_Exercise materials:_
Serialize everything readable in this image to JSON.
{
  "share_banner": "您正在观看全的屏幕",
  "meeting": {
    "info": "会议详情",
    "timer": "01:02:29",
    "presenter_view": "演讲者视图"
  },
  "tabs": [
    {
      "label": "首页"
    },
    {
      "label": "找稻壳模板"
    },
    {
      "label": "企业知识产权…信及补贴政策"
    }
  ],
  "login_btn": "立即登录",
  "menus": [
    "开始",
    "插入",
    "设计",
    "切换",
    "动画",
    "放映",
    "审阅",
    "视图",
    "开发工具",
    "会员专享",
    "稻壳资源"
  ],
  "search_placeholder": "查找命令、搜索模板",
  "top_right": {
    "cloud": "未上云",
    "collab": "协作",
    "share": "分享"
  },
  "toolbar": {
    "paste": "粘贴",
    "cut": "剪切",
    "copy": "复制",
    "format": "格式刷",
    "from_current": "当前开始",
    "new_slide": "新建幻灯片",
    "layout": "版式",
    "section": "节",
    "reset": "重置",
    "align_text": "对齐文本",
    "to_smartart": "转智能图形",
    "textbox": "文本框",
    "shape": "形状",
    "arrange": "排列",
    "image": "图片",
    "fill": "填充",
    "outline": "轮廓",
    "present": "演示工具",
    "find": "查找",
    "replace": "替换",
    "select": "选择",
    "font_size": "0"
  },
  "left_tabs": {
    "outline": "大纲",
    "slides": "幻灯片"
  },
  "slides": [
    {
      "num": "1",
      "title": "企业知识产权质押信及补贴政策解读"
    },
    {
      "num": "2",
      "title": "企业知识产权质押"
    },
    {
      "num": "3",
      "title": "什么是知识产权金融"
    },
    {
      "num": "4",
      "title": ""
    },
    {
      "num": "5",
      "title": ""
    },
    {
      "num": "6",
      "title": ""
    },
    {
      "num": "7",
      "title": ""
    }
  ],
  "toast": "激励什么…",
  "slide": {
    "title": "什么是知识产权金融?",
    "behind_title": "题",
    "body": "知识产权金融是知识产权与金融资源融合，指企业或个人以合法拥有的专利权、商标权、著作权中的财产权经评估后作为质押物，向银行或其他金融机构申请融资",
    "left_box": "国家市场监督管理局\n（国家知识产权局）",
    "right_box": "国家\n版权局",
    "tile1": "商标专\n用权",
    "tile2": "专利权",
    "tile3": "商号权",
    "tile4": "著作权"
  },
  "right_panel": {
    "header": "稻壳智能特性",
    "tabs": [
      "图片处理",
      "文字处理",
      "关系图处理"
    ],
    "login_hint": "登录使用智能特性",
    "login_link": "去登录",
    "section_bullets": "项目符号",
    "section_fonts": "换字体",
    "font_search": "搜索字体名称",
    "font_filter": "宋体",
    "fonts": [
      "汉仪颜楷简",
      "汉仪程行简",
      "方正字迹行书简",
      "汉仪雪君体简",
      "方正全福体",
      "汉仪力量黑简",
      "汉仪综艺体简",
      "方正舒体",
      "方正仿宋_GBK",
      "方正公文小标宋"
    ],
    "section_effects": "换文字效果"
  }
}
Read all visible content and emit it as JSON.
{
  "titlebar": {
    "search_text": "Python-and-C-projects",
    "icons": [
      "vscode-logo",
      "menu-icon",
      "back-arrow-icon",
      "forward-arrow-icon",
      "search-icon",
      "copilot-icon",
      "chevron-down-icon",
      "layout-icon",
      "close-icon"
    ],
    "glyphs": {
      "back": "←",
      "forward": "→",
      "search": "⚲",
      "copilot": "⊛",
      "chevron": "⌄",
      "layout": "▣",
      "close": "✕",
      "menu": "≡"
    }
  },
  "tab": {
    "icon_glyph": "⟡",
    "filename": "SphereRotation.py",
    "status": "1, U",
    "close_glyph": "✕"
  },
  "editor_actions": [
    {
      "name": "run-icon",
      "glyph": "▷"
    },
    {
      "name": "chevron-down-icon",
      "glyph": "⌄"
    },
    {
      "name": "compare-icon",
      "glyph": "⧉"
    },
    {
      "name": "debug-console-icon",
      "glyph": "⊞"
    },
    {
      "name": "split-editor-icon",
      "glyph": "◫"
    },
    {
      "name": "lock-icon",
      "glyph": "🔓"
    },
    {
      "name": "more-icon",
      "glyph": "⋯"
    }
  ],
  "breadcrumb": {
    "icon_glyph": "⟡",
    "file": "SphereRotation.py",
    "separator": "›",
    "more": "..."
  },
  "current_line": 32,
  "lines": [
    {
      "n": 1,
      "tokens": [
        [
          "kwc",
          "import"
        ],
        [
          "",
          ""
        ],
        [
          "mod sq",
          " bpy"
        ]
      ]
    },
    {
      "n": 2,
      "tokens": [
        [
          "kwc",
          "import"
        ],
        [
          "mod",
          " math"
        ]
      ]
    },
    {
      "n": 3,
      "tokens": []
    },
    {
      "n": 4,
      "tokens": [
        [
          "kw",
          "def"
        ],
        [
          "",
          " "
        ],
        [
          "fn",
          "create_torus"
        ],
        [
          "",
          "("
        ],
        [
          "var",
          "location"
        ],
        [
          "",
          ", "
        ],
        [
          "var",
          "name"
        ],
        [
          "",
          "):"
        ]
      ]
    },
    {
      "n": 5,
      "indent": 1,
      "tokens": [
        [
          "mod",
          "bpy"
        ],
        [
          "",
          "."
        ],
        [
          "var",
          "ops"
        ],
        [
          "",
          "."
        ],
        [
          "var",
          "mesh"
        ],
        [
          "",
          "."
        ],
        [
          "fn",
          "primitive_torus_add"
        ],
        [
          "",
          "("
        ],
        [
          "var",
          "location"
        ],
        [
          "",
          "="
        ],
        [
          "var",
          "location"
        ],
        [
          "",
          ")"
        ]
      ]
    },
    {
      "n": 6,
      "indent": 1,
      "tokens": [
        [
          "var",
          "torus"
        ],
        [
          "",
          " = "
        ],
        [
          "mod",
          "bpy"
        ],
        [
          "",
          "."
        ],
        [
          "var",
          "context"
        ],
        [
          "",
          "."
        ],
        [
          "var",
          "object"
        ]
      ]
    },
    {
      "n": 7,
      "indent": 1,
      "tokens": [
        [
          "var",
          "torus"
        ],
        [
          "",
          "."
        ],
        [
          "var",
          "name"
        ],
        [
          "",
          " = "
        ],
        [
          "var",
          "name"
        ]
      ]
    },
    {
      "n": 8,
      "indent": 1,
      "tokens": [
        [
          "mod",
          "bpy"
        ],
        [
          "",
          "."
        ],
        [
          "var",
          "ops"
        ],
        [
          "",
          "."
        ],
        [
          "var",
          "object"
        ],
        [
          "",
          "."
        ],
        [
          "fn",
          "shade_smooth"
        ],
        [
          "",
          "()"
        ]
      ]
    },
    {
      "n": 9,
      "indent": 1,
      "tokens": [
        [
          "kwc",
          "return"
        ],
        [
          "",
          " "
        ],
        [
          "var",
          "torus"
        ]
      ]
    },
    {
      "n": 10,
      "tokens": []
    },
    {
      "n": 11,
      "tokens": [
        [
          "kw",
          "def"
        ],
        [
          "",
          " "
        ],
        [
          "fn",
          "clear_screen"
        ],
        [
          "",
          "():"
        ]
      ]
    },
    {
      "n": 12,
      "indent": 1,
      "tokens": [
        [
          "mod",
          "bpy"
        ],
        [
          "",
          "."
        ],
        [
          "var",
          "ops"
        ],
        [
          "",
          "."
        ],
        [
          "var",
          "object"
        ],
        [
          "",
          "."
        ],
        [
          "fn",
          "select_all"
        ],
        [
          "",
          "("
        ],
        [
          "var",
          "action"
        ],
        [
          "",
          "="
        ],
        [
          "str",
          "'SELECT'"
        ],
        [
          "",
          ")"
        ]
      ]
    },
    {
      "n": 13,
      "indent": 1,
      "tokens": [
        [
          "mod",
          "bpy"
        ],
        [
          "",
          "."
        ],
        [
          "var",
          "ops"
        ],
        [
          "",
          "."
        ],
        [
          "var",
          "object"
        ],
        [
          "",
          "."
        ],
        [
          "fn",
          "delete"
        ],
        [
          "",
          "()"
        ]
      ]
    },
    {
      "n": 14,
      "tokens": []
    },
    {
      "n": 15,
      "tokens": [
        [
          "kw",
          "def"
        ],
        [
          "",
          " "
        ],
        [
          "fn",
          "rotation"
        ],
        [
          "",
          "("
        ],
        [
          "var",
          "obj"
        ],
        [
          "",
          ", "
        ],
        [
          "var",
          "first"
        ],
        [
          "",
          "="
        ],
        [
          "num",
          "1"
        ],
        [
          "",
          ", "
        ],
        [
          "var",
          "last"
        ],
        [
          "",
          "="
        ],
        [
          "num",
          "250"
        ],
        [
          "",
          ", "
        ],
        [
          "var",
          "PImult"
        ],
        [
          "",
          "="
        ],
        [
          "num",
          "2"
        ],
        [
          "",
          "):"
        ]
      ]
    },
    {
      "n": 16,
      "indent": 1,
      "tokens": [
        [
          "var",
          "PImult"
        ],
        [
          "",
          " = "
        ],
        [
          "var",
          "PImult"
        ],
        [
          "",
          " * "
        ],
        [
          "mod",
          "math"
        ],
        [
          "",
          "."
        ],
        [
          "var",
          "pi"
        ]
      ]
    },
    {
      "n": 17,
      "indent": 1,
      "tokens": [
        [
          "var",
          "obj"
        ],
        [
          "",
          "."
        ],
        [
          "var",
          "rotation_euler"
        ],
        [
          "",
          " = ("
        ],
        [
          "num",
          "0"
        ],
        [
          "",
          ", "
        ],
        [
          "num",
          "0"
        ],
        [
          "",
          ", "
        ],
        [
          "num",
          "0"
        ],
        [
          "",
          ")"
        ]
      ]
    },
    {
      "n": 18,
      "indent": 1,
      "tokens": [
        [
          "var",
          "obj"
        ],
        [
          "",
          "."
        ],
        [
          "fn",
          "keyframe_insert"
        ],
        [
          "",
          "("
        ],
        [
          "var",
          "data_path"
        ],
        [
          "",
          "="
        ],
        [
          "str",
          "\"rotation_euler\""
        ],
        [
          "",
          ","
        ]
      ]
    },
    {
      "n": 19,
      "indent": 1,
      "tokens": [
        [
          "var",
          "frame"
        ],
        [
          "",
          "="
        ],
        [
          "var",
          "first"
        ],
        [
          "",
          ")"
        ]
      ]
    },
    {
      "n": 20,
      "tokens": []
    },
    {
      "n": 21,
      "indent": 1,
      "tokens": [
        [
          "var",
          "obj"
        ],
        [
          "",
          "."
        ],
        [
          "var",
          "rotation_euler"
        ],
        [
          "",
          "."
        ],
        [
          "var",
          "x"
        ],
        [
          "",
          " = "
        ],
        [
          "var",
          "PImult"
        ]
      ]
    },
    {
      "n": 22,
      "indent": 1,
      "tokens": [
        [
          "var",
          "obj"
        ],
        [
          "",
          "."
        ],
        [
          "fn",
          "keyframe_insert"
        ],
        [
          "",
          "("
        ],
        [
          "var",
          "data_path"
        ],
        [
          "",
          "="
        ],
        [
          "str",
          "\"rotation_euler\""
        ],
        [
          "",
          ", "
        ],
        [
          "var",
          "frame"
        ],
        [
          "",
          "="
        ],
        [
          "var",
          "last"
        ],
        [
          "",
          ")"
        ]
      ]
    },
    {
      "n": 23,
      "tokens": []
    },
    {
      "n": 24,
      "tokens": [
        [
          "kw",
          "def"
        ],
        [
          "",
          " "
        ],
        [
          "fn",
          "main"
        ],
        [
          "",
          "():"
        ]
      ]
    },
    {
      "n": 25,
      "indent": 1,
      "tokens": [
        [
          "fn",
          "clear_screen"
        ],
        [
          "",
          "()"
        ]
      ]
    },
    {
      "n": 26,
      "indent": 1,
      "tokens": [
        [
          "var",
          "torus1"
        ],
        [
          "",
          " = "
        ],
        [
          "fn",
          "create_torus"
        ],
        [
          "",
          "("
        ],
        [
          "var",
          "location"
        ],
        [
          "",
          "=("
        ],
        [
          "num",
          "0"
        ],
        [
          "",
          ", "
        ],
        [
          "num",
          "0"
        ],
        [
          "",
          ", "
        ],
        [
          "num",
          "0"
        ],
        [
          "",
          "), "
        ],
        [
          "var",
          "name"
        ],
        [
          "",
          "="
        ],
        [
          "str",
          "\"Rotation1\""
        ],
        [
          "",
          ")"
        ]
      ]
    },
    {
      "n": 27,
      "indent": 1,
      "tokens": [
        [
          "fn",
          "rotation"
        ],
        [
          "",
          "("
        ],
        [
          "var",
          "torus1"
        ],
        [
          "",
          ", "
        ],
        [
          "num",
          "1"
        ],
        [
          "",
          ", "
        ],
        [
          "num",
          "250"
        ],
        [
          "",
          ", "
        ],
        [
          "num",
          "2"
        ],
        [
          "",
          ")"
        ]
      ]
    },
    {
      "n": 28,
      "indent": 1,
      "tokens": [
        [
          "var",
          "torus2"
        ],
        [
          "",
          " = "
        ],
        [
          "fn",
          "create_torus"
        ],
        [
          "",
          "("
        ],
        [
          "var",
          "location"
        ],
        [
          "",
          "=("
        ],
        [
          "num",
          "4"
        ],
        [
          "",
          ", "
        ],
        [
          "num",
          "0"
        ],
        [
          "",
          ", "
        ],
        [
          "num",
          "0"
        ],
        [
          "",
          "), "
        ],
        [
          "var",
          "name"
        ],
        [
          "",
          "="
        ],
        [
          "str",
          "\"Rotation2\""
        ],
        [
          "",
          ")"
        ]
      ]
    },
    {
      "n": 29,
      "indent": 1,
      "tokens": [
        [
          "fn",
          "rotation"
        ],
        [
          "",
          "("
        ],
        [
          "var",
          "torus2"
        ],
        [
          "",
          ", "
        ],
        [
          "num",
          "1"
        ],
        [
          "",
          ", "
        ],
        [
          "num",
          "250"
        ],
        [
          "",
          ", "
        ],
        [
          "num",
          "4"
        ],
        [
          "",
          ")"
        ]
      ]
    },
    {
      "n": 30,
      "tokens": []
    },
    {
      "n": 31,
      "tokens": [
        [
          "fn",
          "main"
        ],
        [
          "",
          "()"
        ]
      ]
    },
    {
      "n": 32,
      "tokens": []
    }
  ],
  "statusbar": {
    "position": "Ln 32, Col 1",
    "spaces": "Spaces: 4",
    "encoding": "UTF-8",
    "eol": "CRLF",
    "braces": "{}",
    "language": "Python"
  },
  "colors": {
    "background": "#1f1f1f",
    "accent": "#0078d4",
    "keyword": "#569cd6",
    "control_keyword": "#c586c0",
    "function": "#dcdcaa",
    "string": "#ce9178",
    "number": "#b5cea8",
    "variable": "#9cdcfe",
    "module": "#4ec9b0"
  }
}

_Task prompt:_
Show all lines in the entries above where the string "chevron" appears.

_Task result:_
      "chevron-down-icon",
      "chevron": "⌄",
      "name": "chevron-down-icon",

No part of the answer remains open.